-- Entries supplied follows --
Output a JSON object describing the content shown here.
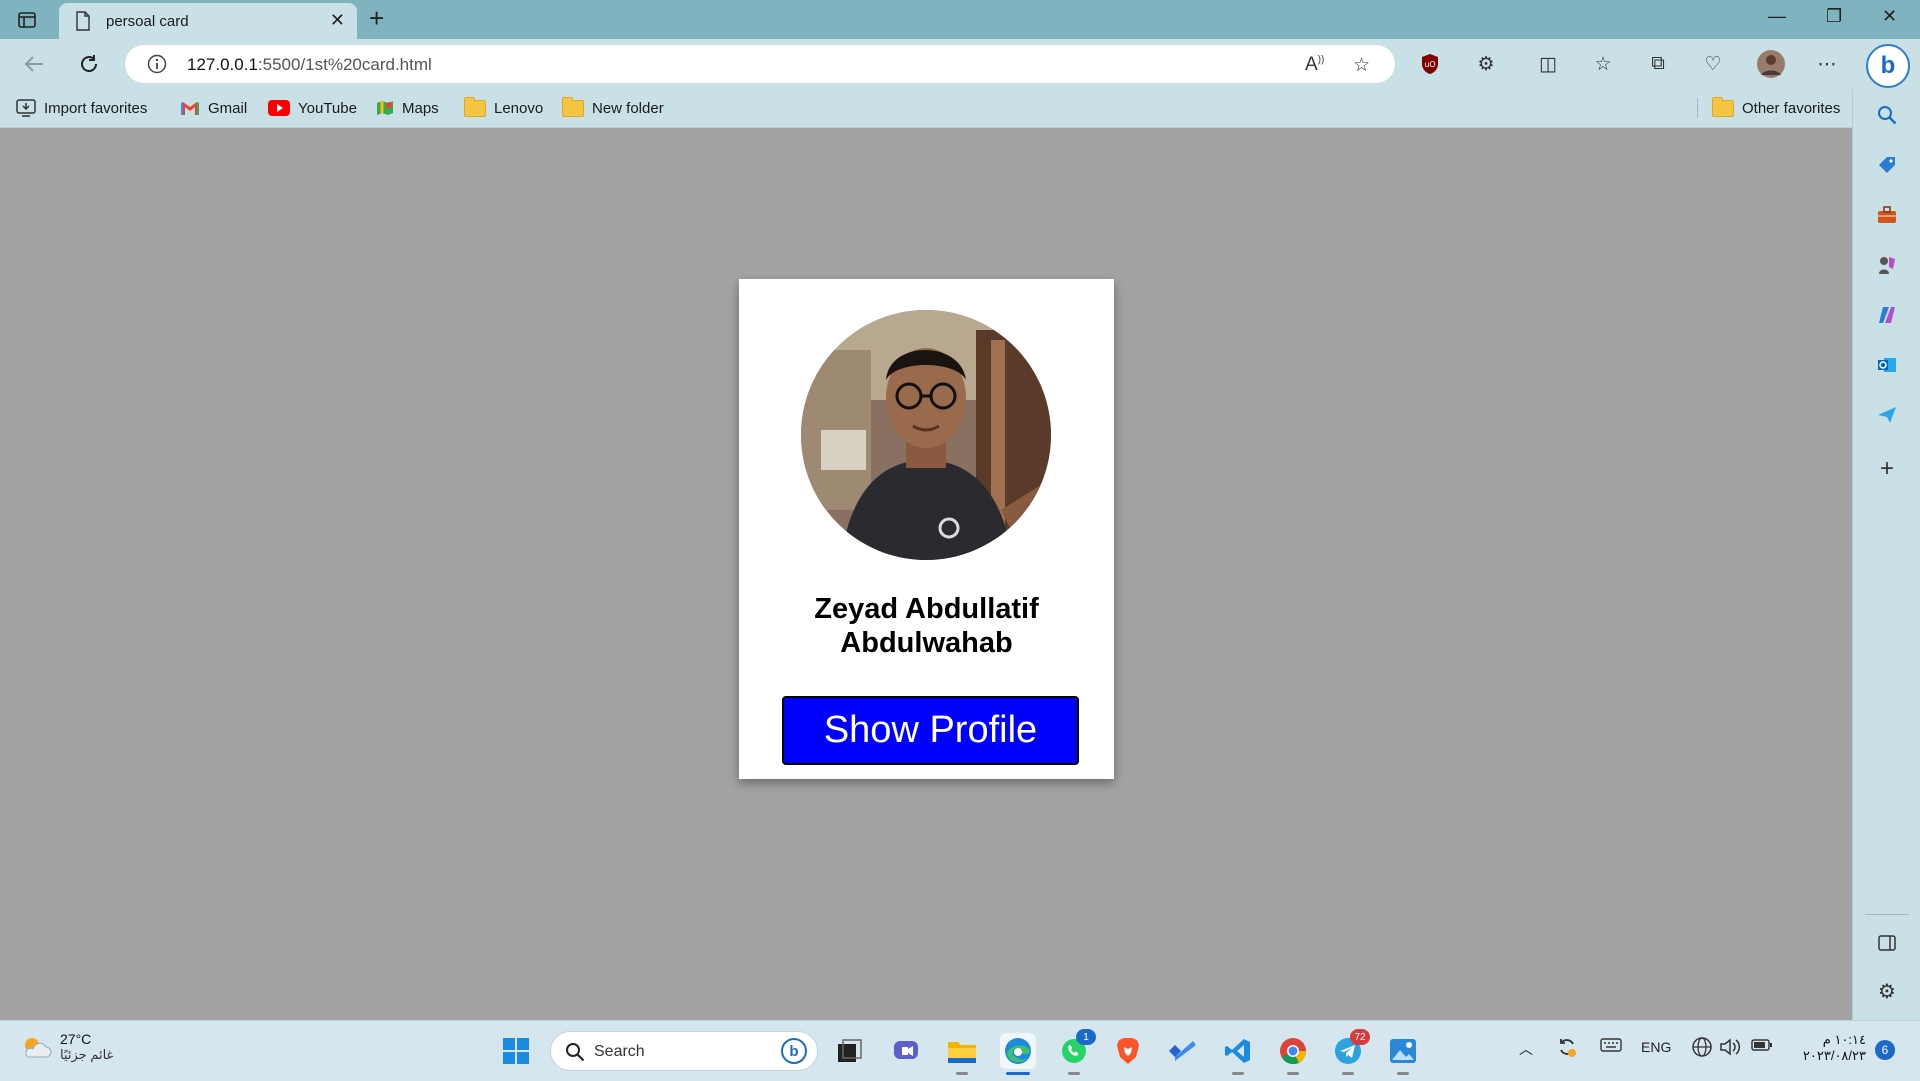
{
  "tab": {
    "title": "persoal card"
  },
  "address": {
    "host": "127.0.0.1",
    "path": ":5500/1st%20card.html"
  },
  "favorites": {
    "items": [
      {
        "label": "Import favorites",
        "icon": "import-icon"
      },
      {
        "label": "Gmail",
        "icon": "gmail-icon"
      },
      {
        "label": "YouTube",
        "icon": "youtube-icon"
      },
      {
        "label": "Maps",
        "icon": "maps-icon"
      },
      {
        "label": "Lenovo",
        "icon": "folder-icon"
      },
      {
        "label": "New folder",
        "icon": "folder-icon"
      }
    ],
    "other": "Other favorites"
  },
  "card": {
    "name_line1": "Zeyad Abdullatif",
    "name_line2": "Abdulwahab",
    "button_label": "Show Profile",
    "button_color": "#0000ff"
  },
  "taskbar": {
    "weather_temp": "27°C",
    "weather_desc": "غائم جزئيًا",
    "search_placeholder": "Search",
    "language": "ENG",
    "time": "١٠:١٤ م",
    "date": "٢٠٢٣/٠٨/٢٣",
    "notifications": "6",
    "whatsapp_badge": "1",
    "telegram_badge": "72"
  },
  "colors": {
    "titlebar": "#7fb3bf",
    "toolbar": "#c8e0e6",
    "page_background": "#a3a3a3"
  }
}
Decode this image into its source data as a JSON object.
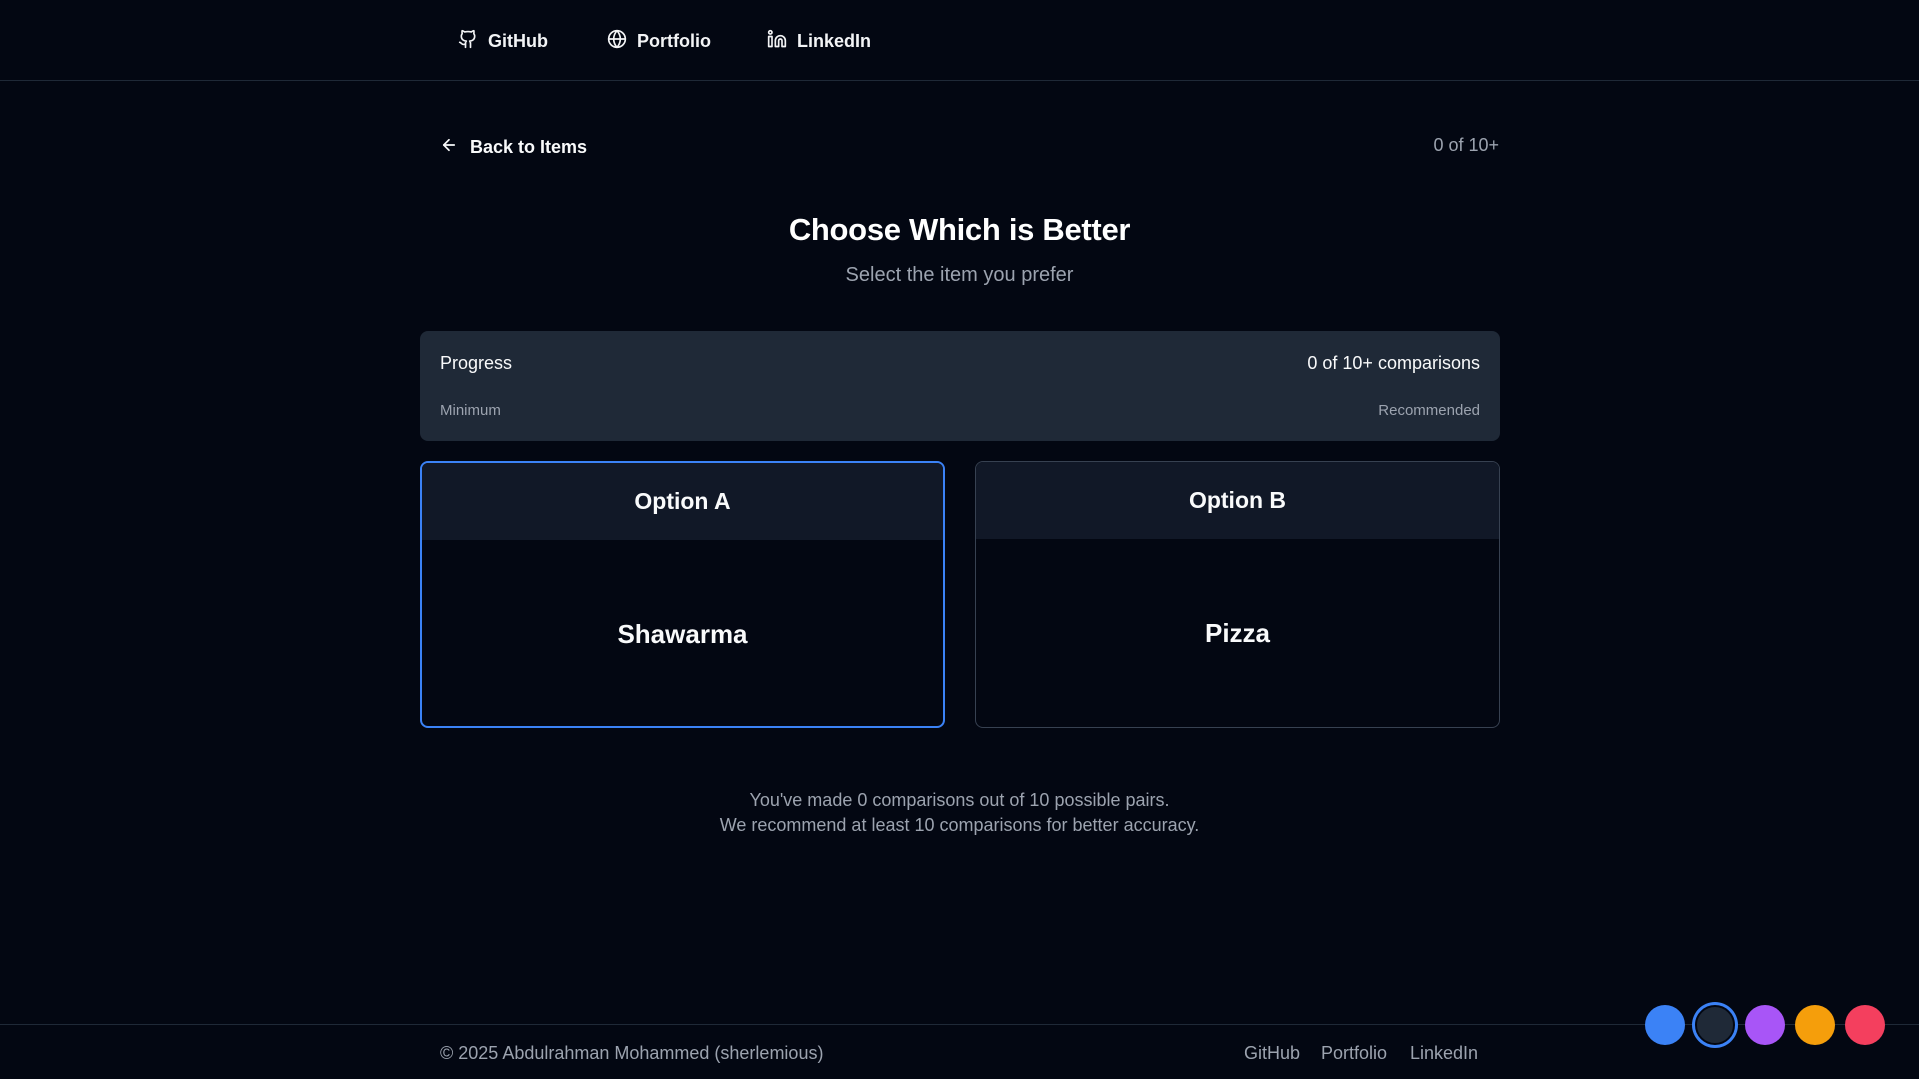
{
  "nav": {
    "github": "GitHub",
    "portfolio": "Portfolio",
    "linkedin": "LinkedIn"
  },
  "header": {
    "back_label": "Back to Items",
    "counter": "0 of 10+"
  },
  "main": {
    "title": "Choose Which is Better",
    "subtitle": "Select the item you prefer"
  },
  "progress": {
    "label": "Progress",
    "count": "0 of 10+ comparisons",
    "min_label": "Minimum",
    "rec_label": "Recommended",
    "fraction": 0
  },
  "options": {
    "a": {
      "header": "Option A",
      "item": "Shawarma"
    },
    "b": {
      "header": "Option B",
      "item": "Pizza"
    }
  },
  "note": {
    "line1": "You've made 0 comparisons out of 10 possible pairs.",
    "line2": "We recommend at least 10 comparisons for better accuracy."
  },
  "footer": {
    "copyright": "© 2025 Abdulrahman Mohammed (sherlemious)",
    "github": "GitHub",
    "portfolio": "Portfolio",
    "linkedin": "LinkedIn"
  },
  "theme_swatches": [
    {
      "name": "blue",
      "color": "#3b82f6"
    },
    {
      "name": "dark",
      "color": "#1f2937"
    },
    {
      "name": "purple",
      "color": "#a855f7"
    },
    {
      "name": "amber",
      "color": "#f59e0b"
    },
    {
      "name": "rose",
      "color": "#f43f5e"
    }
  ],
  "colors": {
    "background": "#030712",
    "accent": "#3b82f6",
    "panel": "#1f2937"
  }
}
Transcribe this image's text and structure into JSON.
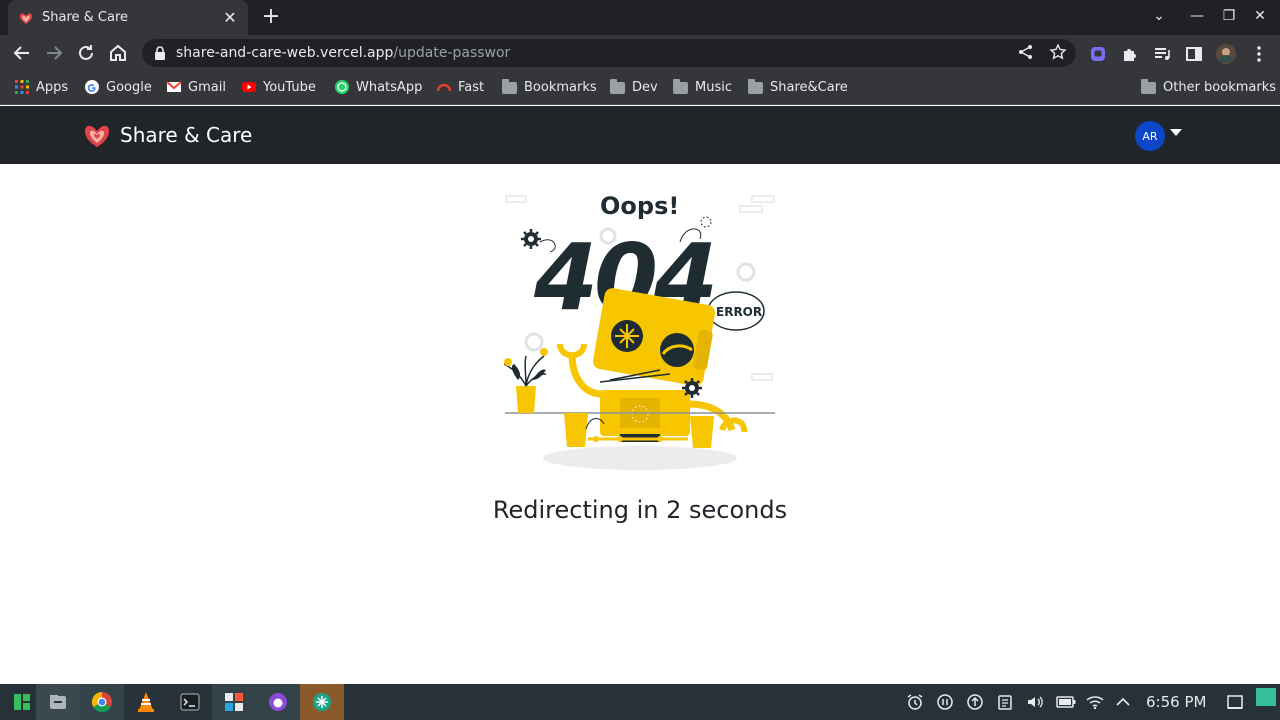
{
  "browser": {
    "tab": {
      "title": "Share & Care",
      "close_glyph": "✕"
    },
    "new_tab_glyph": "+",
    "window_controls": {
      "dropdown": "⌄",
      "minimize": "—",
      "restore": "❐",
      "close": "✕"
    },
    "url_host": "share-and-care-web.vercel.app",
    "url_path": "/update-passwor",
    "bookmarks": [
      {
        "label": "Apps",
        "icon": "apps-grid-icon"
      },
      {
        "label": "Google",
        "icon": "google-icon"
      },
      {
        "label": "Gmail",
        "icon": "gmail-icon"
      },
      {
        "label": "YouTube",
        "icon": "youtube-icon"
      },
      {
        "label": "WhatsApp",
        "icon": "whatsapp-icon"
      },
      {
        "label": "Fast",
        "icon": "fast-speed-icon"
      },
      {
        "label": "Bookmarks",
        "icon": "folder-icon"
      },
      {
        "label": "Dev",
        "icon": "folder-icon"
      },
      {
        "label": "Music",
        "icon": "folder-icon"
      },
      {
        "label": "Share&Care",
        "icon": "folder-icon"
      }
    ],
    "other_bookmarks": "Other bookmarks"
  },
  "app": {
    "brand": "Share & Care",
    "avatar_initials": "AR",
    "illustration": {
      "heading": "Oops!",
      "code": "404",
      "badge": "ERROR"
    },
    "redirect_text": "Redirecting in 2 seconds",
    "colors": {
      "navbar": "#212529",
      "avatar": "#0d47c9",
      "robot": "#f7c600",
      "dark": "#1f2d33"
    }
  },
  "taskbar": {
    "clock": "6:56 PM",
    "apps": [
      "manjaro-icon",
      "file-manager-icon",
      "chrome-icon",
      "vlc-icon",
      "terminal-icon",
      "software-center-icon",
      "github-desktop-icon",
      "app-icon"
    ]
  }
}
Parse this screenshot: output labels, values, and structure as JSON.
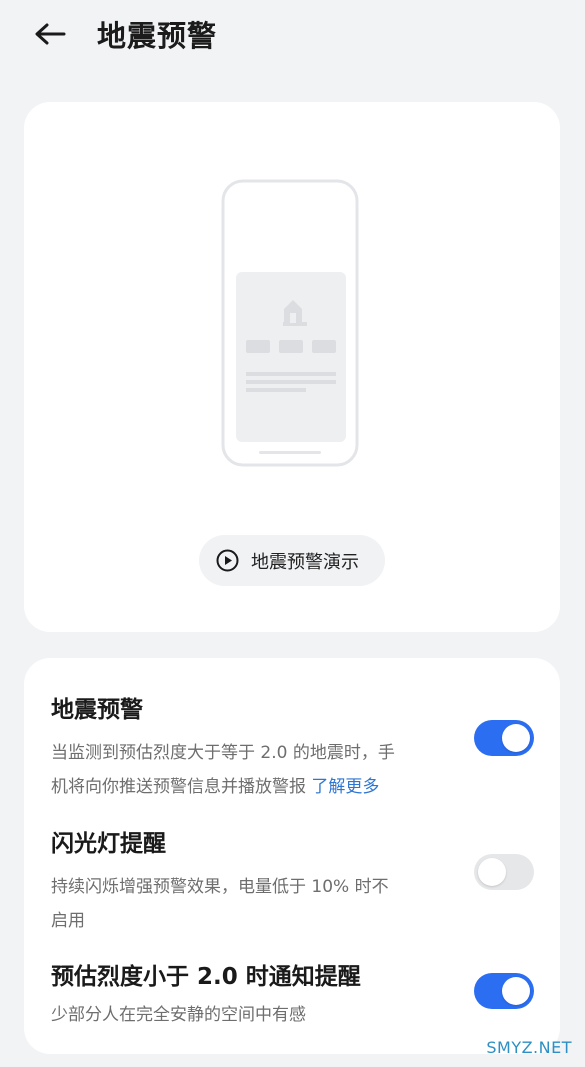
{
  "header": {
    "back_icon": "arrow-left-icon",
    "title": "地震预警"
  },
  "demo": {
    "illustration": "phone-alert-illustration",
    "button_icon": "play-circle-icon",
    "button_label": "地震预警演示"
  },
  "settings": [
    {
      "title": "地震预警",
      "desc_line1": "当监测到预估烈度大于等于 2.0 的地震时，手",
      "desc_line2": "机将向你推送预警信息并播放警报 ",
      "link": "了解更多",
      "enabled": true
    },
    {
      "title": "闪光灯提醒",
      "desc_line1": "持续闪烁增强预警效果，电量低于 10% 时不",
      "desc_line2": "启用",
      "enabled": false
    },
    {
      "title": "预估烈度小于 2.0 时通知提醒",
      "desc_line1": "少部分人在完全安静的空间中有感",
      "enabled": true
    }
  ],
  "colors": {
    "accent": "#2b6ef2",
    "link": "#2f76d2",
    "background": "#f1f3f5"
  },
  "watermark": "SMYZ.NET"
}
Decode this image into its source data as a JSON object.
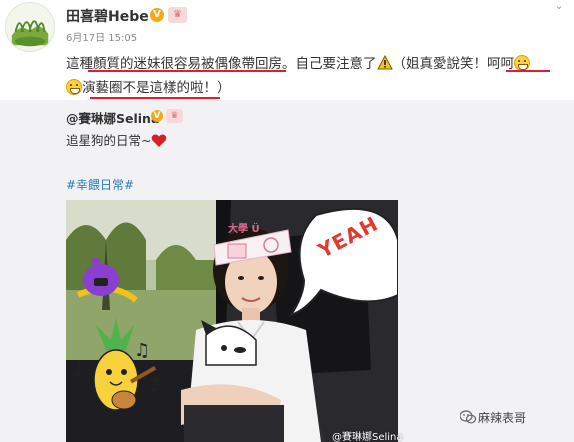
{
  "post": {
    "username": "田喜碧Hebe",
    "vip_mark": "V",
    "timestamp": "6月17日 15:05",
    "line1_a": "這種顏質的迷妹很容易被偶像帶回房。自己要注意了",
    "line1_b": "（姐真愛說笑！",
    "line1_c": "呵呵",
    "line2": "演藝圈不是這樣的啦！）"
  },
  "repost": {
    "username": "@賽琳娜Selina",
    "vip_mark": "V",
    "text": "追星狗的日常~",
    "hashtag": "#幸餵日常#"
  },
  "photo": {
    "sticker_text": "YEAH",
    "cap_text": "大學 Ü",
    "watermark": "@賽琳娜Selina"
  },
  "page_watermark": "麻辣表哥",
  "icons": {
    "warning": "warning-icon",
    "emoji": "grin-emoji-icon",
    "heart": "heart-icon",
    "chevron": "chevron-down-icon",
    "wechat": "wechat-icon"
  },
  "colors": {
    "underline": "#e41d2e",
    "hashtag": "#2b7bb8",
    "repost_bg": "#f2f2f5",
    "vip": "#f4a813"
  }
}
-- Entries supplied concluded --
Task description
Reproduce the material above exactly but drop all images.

Task response
Output a JSON object describing the content shown here.
{
  "tab": {
    "title": "persoal card"
  },
  "address": {
    "host": "127.0.0.1",
    "path": ":5500/1st%20card.html"
  },
  "favorites": {
    "items": [
      {
        "label": "Import favorites",
        "icon": "import-icon"
      },
      {
        "label": "Gmail",
        "icon": "gmail-icon"
      },
      {
        "label": "YouTube",
        "icon": "youtube-icon"
      },
      {
        "label": "Maps",
        "icon": "maps-icon"
      },
      {
        "label": "Lenovo",
        "icon": "folder-icon"
      },
      {
        "label": "New folder",
        "icon": "folder-icon"
      }
    ],
    "other": "Other favorites"
  },
  "card": {
    "name_line1": "Zeyad Abdullatif",
    "name_line2": "Abdulwahab",
    "button_label": "Show Profile",
    "button_color": "#0000ff"
  },
  "taskbar": {
    "weather_temp": "27°C",
    "weather_desc": "غائم جزئيًا",
    "search_placeholder": "Search",
    "language": "ENG",
    "time": "١٠:١٤ م",
    "date": "٢٠٢٣/٠٨/٢٣",
    "notifications": "6",
    "whatsapp_badge": "1",
    "telegram_badge": "72"
  },
  "colors": {
    "titlebar": "#7fb3bf",
    "toolbar": "#c8e0e6",
    "page_background": "#a3a3a3"
  }
}
Decode this image into its source data as a JSON object.
{
  "nav": {
    "github": "GitHub",
    "portfolio": "Portfolio",
    "linkedin": "LinkedIn"
  },
  "header": {
    "back_label": "Back to Items",
    "counter": "0 of 10+"
  },
  "main": {
    "title": "Choose Which is Better",
    "subtitle": "Select the item you prefer"
  },
  "progress": {
    "label": "Progress",
    "count": "0 of 10+ comparisons",
    "min_label": "Minimum",
    "rec_label": "Recommended",
    "fraction": 0
  },
  "options": {
    "a": {
      "header": "Option A",
      "item": "Shawarma"
    },
    "b": {
      "header": "Option B",
      "item": "Pizza"
    }
  },
  "note": {
    "line1": "You've made 0 comparisons out of 10 possible pairs.",
    "line2": "We recommend at least 10 comparisons for better accuracy."
  },
  "footer": {
    "copyright": "© 2025 Abdulrahman Mohammed (sherlemious)",
    "github": "GitHub",
    "portfolio": "Portfolio",
    "linkedin": "LinkedIn"
  },
  "theme_swatches": [
    {
      "name": "blue",
      "color": "#3b82f6"
    },
    {
      "name": "dark",
      "color": "#1f2937"
    },
    {
      "name": "purple",
      "color": "#a855f7"
    },
    {
      "name": "amber",
      "color": "#f59e0b"
    },
    {
      "name": "rose",
      "color": "#f43f5e"
    }
  ],
  "colors": {
    "background": "#030712",
    "accent": "#3b82f6",
    "panel": "#1f2937"
  }
}
Transcribe this image's text and structure into JSON.
{
  "browser": {
    "tab": {
      "title": "Share & Care",
      "close_glyph": "✕"
    },
    "new_tab_glyph": "+",
    "window_controls": {
      "dropdown": "⌄",
      "minimize": "—",
      "restore": "❐",
      "close": "✕"
    },
    "url_host": "share-and-care-web.vercel.app",
    "url_path": "/update-passwor",
    "bookmarks": [
      {
        "label": "Apps",
        "icon": "apps-grid-icon"
      },
      {
        "label": "Google",
        "icon": "google-icon"
      },
      {
        "label": "Gmail",
        "icon": "gmail-icon"
      },
      {
        "label": "YouTube",
        "icon": "youtube-icon"
      },
      {
        "label": "WhatsApp",
        "icon": "whatsapp-icon"
      },
      {
        "label": "Fast",
        "icon": "fast-speed-icon"
      },
      {
        "label": "Bookmarks",
        "icon": "folder-icon"
      },
      {
        "label": "Dev",
        "icon": "folder-icon"
      },
      {
        "label": "Music",
        "icon": "folder-icon"
      },
      {
        "label": "Share&Care",
        "icon": "folder-icon"
      }
    ],
    "other_bookmarks": "Other bookmarks"
  },
  "app": {
    "brand": "Share & Care",
    "avatar_initials": "AR",
    "illustration": {
      "heading": "Oops!",
      "code": "404",
      "badge": "ERROR"
    },
    "redirect_text": "Redirecting in 2 seconds",
    "colors": {
      "navbar": "#212529",
      "avatar": "#0d47c9",
      "robot": "#f7c600",
      "dark": "#1f2d33"
    }
  },
  "taskbar": {
    "clock": "6:56 PM",
    "apps": [
      "manjaro-icon",
      "file-manager-icon",
      "chrome-icon",
      "vlc-icon",
      "terminal-icon",
      "software-center-icon",
      "github-desktop-icon",
      "app-icon"
    ]
  }
}
Parse this screenshot: output labels, values, and structure as JSON.
{
  "header": {
    "back_icon": "arrow-left-icon",
    "title": "地震预警"
  },
  "demo": {
    "illustration": "phone-alert-illustration",
    "button_icon": "play-circle-icon",
    "button_label": "地震预警演示"
  },
  "settings": [
    {
      "title": "地震预警",
      "desc_line1": "当监测到预估烈度大于等于 2.0 的地震时，手",
      "desc_line2": "机将向你推送预警信息并播放警报 ",
      "link": "了解更多",
      "enabled": true
    },
    {
      "title": "闪光灯提醒",
      "desc_line1": "持续闪烁增强预警效果，电量低于 10% 时不",
      "desc_line2": "启用",
      "enabled": false
    },
    {
      "title": "预估烈度小于 2.0 时通知提醒",
      "desc_line1": "少部分人在完全安静的空间中有感",
      "enabled": true
    }
  ],
  "colors": {
    "accent": "#2b6ef2",
    "link": "#2f76d2",
    "background": "#f1f3f5"
  },
  "watermark": "SMYZ.NET"
}
Decode this image into its source data as a JSON object.
{
  "post": {
    "username": "田喜碧Hebe",
    "vip_mark": "V",
    "timestamp": "6月17日 15:05",
    "line1_a": "這種顏質的迷妹很容易被偶像帶回房。自己要注意了",
    "line1_b": "（姐真愛說笑！",
    "line1_c": "呵呵",
    "line2": "演藝圈不是這樣的啦！）"
  },
  "repost": {
    "username": "@賽琳娜Selina",
    "vip_mark": "V",
    "text": "追星狗的日常~",
    "hashtag": "#幸餵日常#"
  },
  "photo": {
    "sticker_text": "YEAH",
    "cap_text": "大學 Ü",
    "watermark": "@賽琳娜Selina"
  },
  "page_watermark": "麻辣表哥",
  "icons": {
    "warning": "warning-icon",
    "emoji": "grin-emoji-icon",
    "heart": "heart-icon",
    "chevron": "chevron-down-icon",
    "wechat": "wechat-icon"
  },
  "colors": {
    "underline": "#e41d2e",
    "hashtag": "#2b7bb8",
    "repost_bg": "#f2f2f5",
    "vip": "#f4a813"
  }
}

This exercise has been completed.